We do not see a scene where Don Draper creates this commercial, nor do we see him share the idea with anyone else. We are left to decide: Did Don Draper return to his work and help create this commercial or is it meant as a less literal message?
There are two realities present, but we have access to the writer. Matthew Weiner could answer our question immediately, but would it really matter? (Added May 20, 2015: Matthew Weiner explains the finale) If you believe that Don Draper left advertising for a world of enlightenment, that his hug with a stranger changed his life, will you see it differently when the truth is presented?
His smile moment on the cliff could be his acceptance of the past or just an idea for an ad. Which do you see in his face? The answer could reveal your own understanding of self. The evidence suggests another truth – that Don Draper did exactly what he’s always done. He went away without explanation, had an experience, and then returned to distill it into messaging for a client.
Other characters were given storyline wrap-ups that might have felt rushed or unlikely to last. The interpretation reveals your own optimism or pessimism. Do you believe that Pete Campbell grew up and will make a better father and husband in their new Wichita home? Do you believe that Peggy and Stan will last as a romantic pair with a foundation of friendship?

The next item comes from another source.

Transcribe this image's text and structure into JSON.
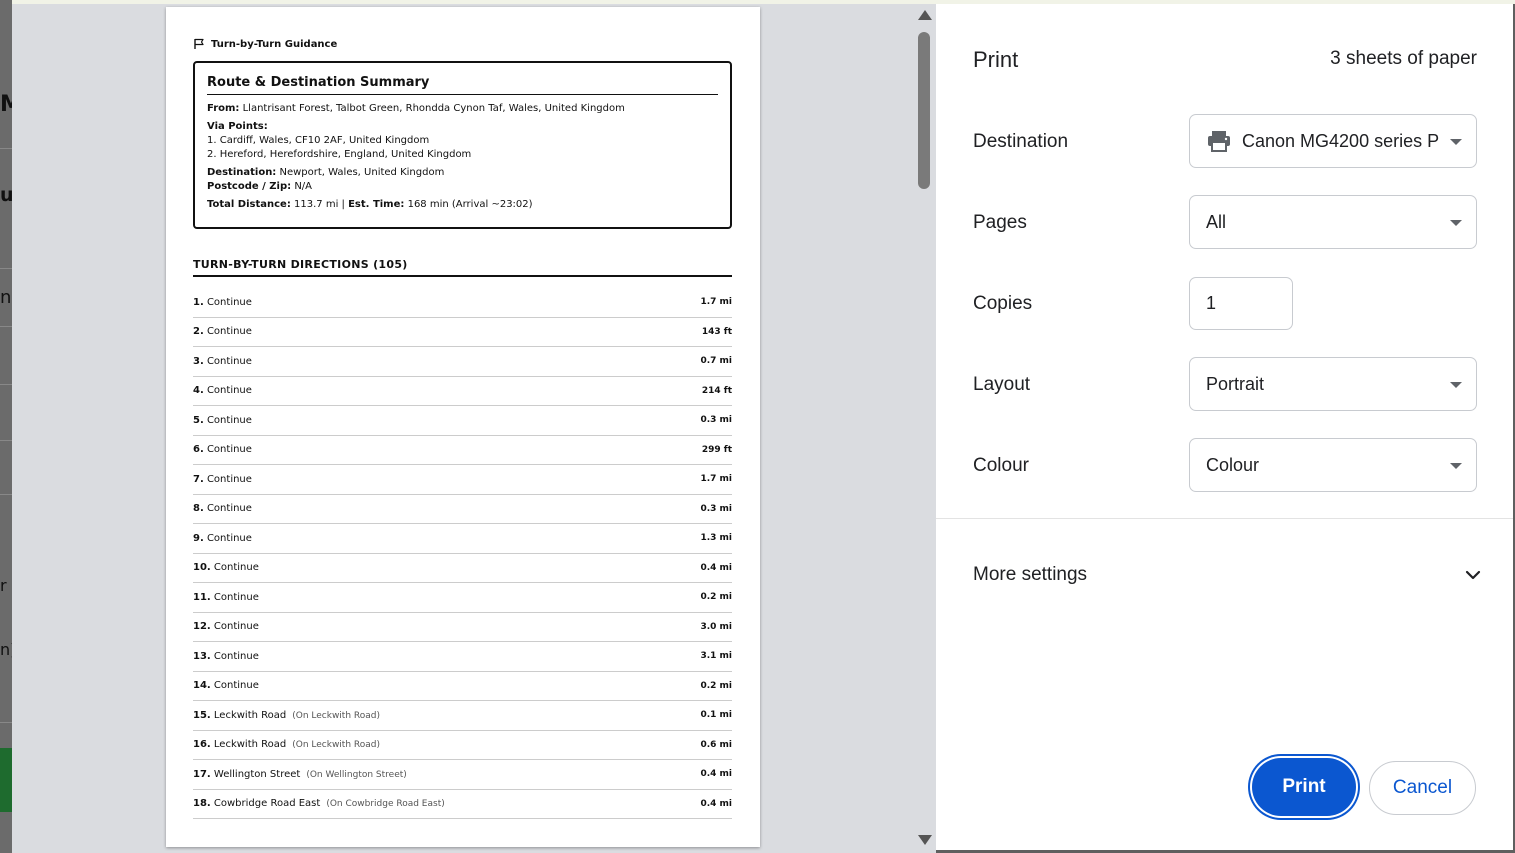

Joan represented women who enjoy their work and don’t want to let a romantic partner prevent them from pursuing something exciting. We see her without makeup, having an honest conversation about what she wants and then starting her own business.
Throughout the series, we saw many characters change and take on new challenges, so the wrap-ups aren’t endings, they are really just the next steps for those characters. The ending we saw for Don could really just be the end of his private torment and a step toward embracing his skills as a storyteller.